Weinstein had clashed with his defense attorney over strategy in his rape and sexual assault case. The pair issued a statement saying their parting was amicable, and that Brafman would cooperate fully with Weinstein’s new attorneys.
“Mr. Weinstein praised Mr. Brafman for his legal work to date and Mr. Brafman reiterated his belief that Mr. Weinstein would be exonerated of the charges that have been filed against him and Brafman personally wished Mr. Weinstein the best of luck as he defends the case and the accusations that Mr. Weinstein has vehemently denied,” the pair said in the statement.
Justice James Burke denied Brafman’s motion on Dec. 20 to dismiss the case. Bringing in a new defense attorney is likely to postpone the trial, which is currently set for May 6.
Weinstein is expected to announce the hiring of new attorneys next week. If convicted, he faces the possibility of life in prison.
Brafman aggressively contested the charges, filing lengthy motions to dismiss the indictment on the grounds of prosecutorial and police misconduct.

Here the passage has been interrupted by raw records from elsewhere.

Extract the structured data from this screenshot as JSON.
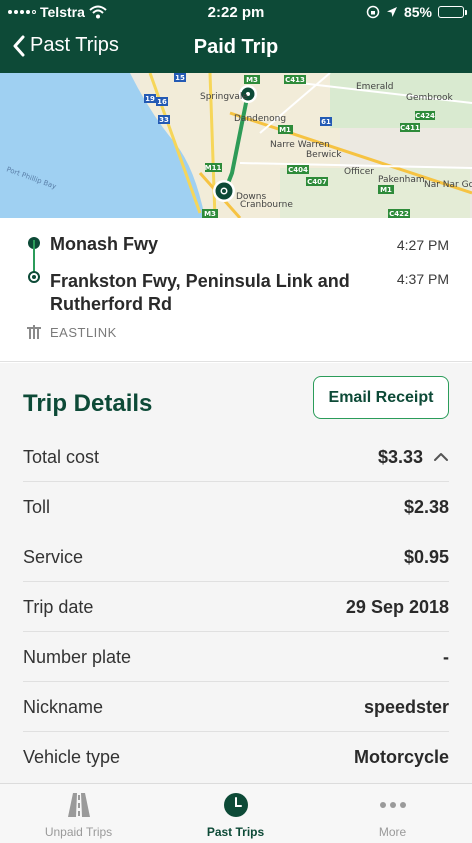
{
  "status_bar": {
    "carrier": "Telstra",
    "time": "2:22 pm",
    "battery": "85%",
    "battery_level": 0.85
  },
  "nav": {
    "back_label": "Past Trips",
    "title": "Paid Trip"
  },
  "map": {
    "labels": [
      "Springvale",
      "Dandenong",
      "Narre Warren",
      "Berwick",
      "Officer",
      "Pakenham",
      "Nar Nar Goon",
      "Emerald",
      "Gembrook",
      "Cranbourne",
      "Port Phillip Bay",
      "Downs"
    ],
    "road_shields": [
      "M3",
      "C413",
      "15",
      "19",
      "16",
      "33",
      "M1",
      "61",
      "C424",
      "C411",
      "M11",
      "C404",
      "C407",
      "M1",
      "C422",
      "M3"
    ]
  },
  "route": {
    "start_name": "Monash Fwy",
    "start_time": "4:27 PM",
    "end_name": "Frankston Fwy, Peninsula Link and Rutherford Rd",
    "end_time": "4:37 PM",
    "operator": "EASTLINK"
  },
  "details": {
    "heading": "Trip Details",
    "email_button": "Email Receipt",
    "rows": [
      {
        "label": "Total cost",
        "value": "$3.33"
      },
      {
        "label": "Toll",
        "value": "$2.38"
      },
      {
        "label": "Service",
        "value": "$0.95"
      },
      {
        "label": "Trip date",
        "value": "29 Sep 2018"
      },
      {
        "label": "Number plate",
        "value": "-"
      },
      {
        "label": "Nickname",
        "value": "speedster"
      },
      {
        "label": "Vehicle type",
        "value": "Motorcycle"
      }
    ]
  },
  "tabs": [
    {
      "label": "Unpaid Trips",
      "icon": "road-icon",
      "active": false
    },
    {
      "label": "Past Trips",
      "icon": "clock-icon",
      "active": true
    },
    {
      "label": "More",
      "icon": "more-dots-icon",
      "active": false
    }
  ],
  "colors": {
    "brand_dark": "#0d4a37",
    "brand_green": "#2b9c5a",
    "water": "#9fd0f2"
  }
}
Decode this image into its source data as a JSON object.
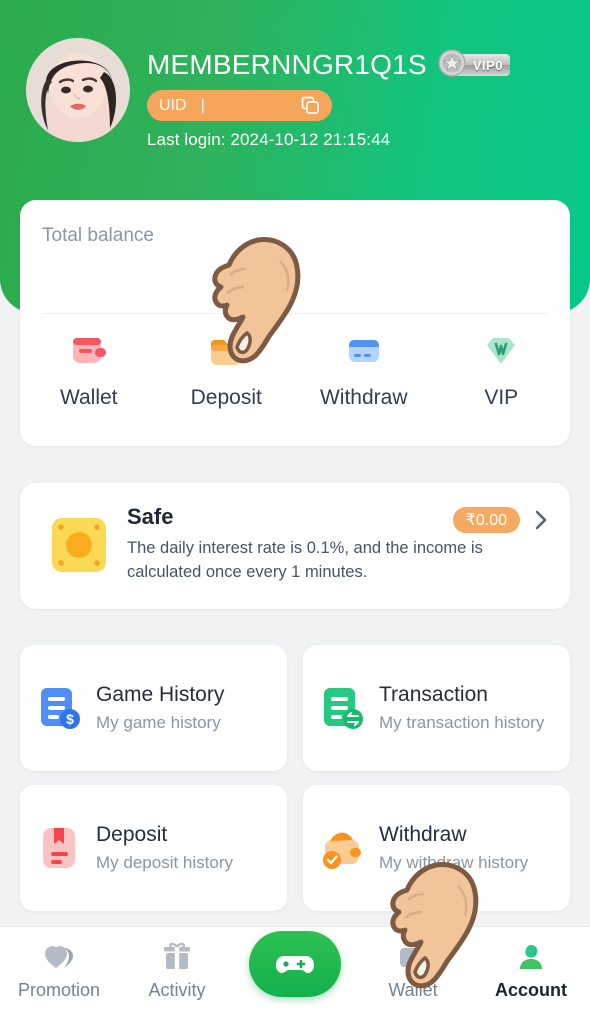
{
  "theme": {
    "header_gradient_start": "#2bab4b",
    "header_gradient_end": "#06c88a",
    "page_background": "#f1f2f3",
    "card_background": "#ffffff",
    "accent_orange": "#f5a65a",
    "accent_green": "#13b04c"
  },
  "header": {
    "username": "MEMBERNNGR1Q1S",
    "vip_badge_label": "VIP0",
    "uid_label": "UID",
    "uid_separator": "|",
    "uid_value": "",
    "copy_icon": "copy-icon",
    "last_login": "Last login: 2024-10-12 21:15:44",
    "avatar_icon": "avatar"
  },
  "balance": {
    "title": "Total balance",
    "amount": "",
    "actions": [
      {
        "label": "Wallet",
        "icon": "wallet-icon"
      },
      {
        "label": "Deposit",
        "icon": "deposit-icon"
      },
      {
        "label": "Withdraw",
        "icon": "withdraw-card-icon"
      },
      {
        "label": "VIP",
        "icon": "vip-diamond-icon"
      }
    ]
  },
  "safe": {
    "icon": "safe-box-icon",
    "title": "Safe",
    "description": "The daily interest rate is 0.1%, and the income is calculated once every 1 minutes.",
    "amount": "₹0.00",
    "chevron_icon": "chevron-right-icon"
  },
  "menu": {
    "items": [
      {
        "title": "Game History",
        "subtitle": "My game history",
        "icon": "game-history-icon"
      },
      {
        "title": "Transaction",
        "subtitle": "My transaction history",
        "icon": "transaction-icon"
      },
      {
        "title": "Deposit",
        "subtitle": "My deposit history",
        "icon": "deposit-history-icon"
      },
      {
        "title": "Withdraw",
        "subtitle": "My withdraw history",
        "icon": "withdraw-history-icon"
      }
    ]
  },
  "tabbar": {
    "items": [
      {
        "label": "Promotion",
        "icon": "promotion-heart-icon",
        "active": false
      },
      {
        "label": "Activity",
        "icon": "gift-icon",
        "active": false
      },
      {
        "label": "",
        "icon": "gamepad-icon",
        "active": false
      },
      {
        "label": "Wallet",
        "icon": "wallet-tab-icon",
        "active": false
      },
      {
        "label": "Account",
        "icon": "account-person-icon",
        "active": true
      }
    ]
  },
  "cursors": [
    {
      "name": "pointing-hand-cursor-deposit",
      "target": "Deposit"
    },
    {
      "name": "pointing-hand-cursor-wallet-tab",
      "target": "Wallet"
    }
  ]
}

Prosecutors did agree to the dismissal of one of the six charges after obtaining evidence that the alleged victim, Lucia Evans, had given conflicting versions of her account. The D.A.’s office disclosed that the NYPD detectives had failed to notify prosecutors of potentially exculpatory evidence.
Brafman argued that the disclosure tainted the entire case. He released emails and texts from the two remaining accusers, suggesting that they maintained affectionate relations with Weinstein following the alleged sexual assaults.
Burke, however, denied Brafman’s latest motion to dismiss the charges. Weinstein reportedly wanted to appeal that ruling, though Brafman counseled against it, according to a report in Law & Crime.
Brafman’s exit was first reported on Monday. He told Variety at the time that he would not comment on the reasons for the split.